Introducing solids to your baby’s diet around 6 months of age ensures your baby receives all the essential vitamins and minerals needed to develop into a healthy child. [mobile_add addrotate_number="68"] The recommendation from the Dietary Guidelines for Children and Adolescents in Australia is to introduce solid food from around 6 months but not before 4 months, with breast milk still being the most important part of your baby’s diet.
Babies First Foods – When to Introduce each food:
- Breast or bottle feed your baby first then start by offering food.
- Use a small plastic spoon with smooth rounded edges.
- First foods need to be smooth and pureed with no lumps.
- To prevent iron deficiency, iron-containing nutritious foods are recommended to be the first foods. Iron containing foods include iron-fortified cereals, pureed meat and poultry dishes. Cooked plain tofu and legumes/beans are also sources of iron.
- Baby rice cereal is a good start as it is nice and smooth and high in iron content.

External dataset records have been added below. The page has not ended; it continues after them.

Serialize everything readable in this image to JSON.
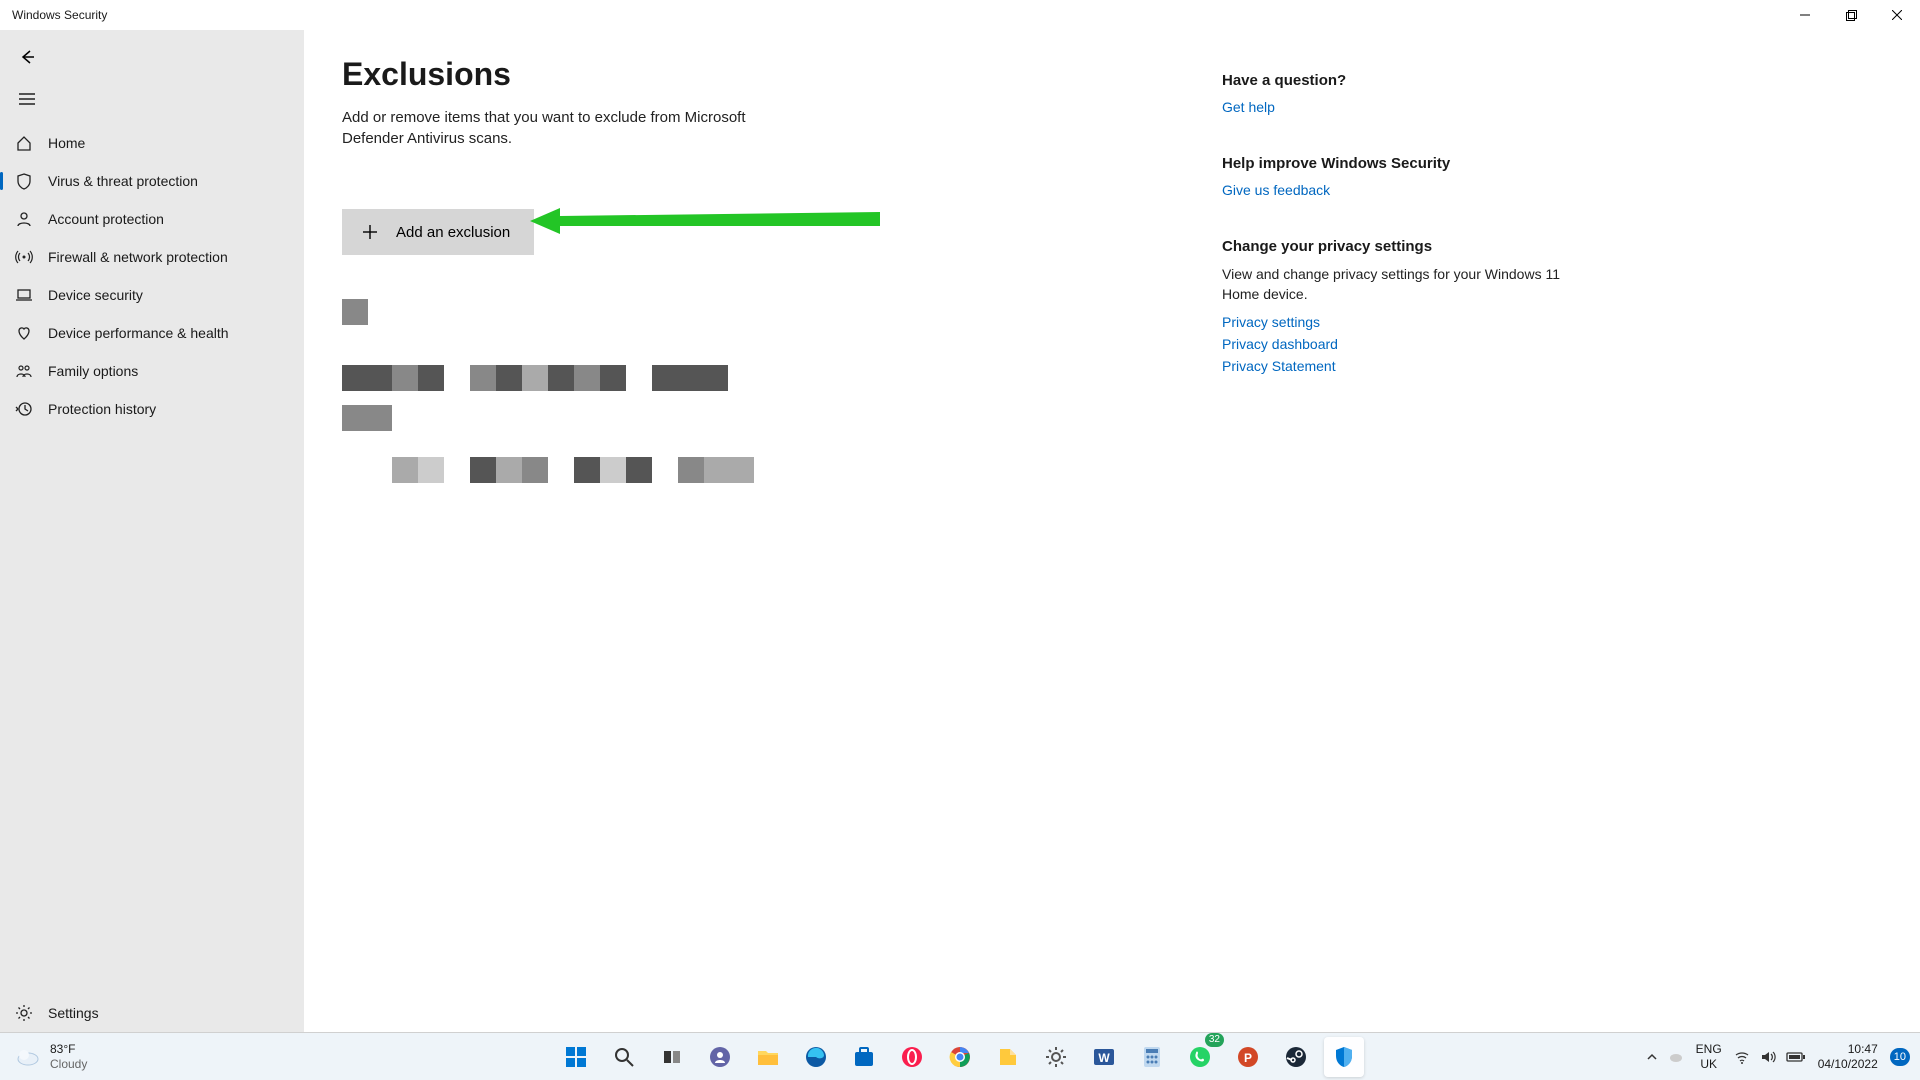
{
  "window": {
    "title": "Windows Security"
  },
  "sidebar": {
    "items": [
      {
        "label": "Home",
        "icon": "home-icon"
      },
      {
        "label": "Virus & threat protection",
        "icon": "shield-icon",
        "active": true
      },
      {
        "label": "Account protection",
        "icon": "person-icon"
      },
      {
        "label": "Firewall & network protection",
        "icon": "antenna-icon"
      },
      {
        "label": "Device security",
        "icon": "laptop-icon"
      },
      {
        "label": "Device performance & health",
        "icon": "heart-icon"
      },
      {
        "label": "Family options",
        "icon": "family-icon"
      },
      {
        "label": "Protection history",
        "icon": "history-icon"
      }
    ],
    "settings_label": "Settings"
  },
  "page": {
    "title": "Exclusions",
    "subtitle": "Add or remove items that you want to exclude from Microsoft Defender Antivirus scans.",
    "add_button": "Add an exclusion"
  },
  "aside": {
    "question_heading": "Have a question?",
    "get_help": "Get help",
    "improve_heading": "Help improve Windows Security",
    "feedback": "Give us feedback",
    "privacy_heading": "Change your privacy settings",
    "privacy_desc": "View and change privacy settings for your Windows 11 Home device.",
    "privacy_settings": "Privacy settings",
    "privacy_dashboard": "Privacy dashboard",
    "privacy_statement": "Privacy Statement"
  },
  "taskbar": {
    "weather_temp": "83°F",
    "weather_desc": "Cloudy",
    "lang1": "ENG",
    "lang2": "UK",
    "time": "10:47",
    "date": "04/10/2022",
    "notif_count": "10",
    "whatsapp_badge": "32"
  }
}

You can mix it with breast milk, formula or cool boiled water.
- Start with 1 or 2 teaspoons to begin with, then increase to 3 or 4, and build up to 3 meals a day at your baby’s own pace.
- Start by offering one new food at a time and waiting a few days to introduce another one.
- Start with pureed fruits and vegetables such as cooked apple, pear, pumpkin, potato, carrots and zucchini.
- Once your baby is eating pureed food well you can start to introduce foods with a higher protein and iron content and a thicker texture.
- Mince or mash foods with a lumpy texture.
- Introduce well cooked meats like meat, chicken and fish.
- Wheat based cereals, breads/toasts, couscous, pasta and rice.
- Beans and lentils
- Foods can be introduced in any order provided iron-rich nutritious foods are the first foods and the texture is suitable for the infant’s stage of development.
- Cow’s milk products including full-fat yoghurt, cheese and custard may be given, but not cow’s milk as a main drink before 12 months.
- Start to offer a few different choices at meal times and always include a nice balanced healthy meal.
- Do not add sugar or honey to infant foods as this increases the risk of dental caries.
- Your child will have started to grip and pick things up at this age, making it an ideal time to introduce finger foods.
- Small pieces of well cooked vegetables such as broccoli and pumpkin.
- Finger sandwiches, banana pieces,
- Thin strips of meat, chicken and ham, cooked pasta.
- Soft cubes of cheese.
- Encourage your child to drink from a cup; breast milk should still be the major source of milk until your child is 12 months of age.
- Offer water between meals and avoid juices, added sugar, preservatives or additives in any way.
- Offer your child fresh healthy food at all times.
By 12 months
- Your child should be eating well balanced healthy meals with the family and be able to eat independently (always with supervision).
- Start to drink from a cup. Cows milk can be introduced.
- Eating a wide variety of foods and textures.
- Avoiding foods that could cause a choking hazard like uncooked vegetables and fruits (whole Grapes), popcorn, hard lollies and nuts.
- Do not add salt to foods for infants.
Source: Australian Government Department of Health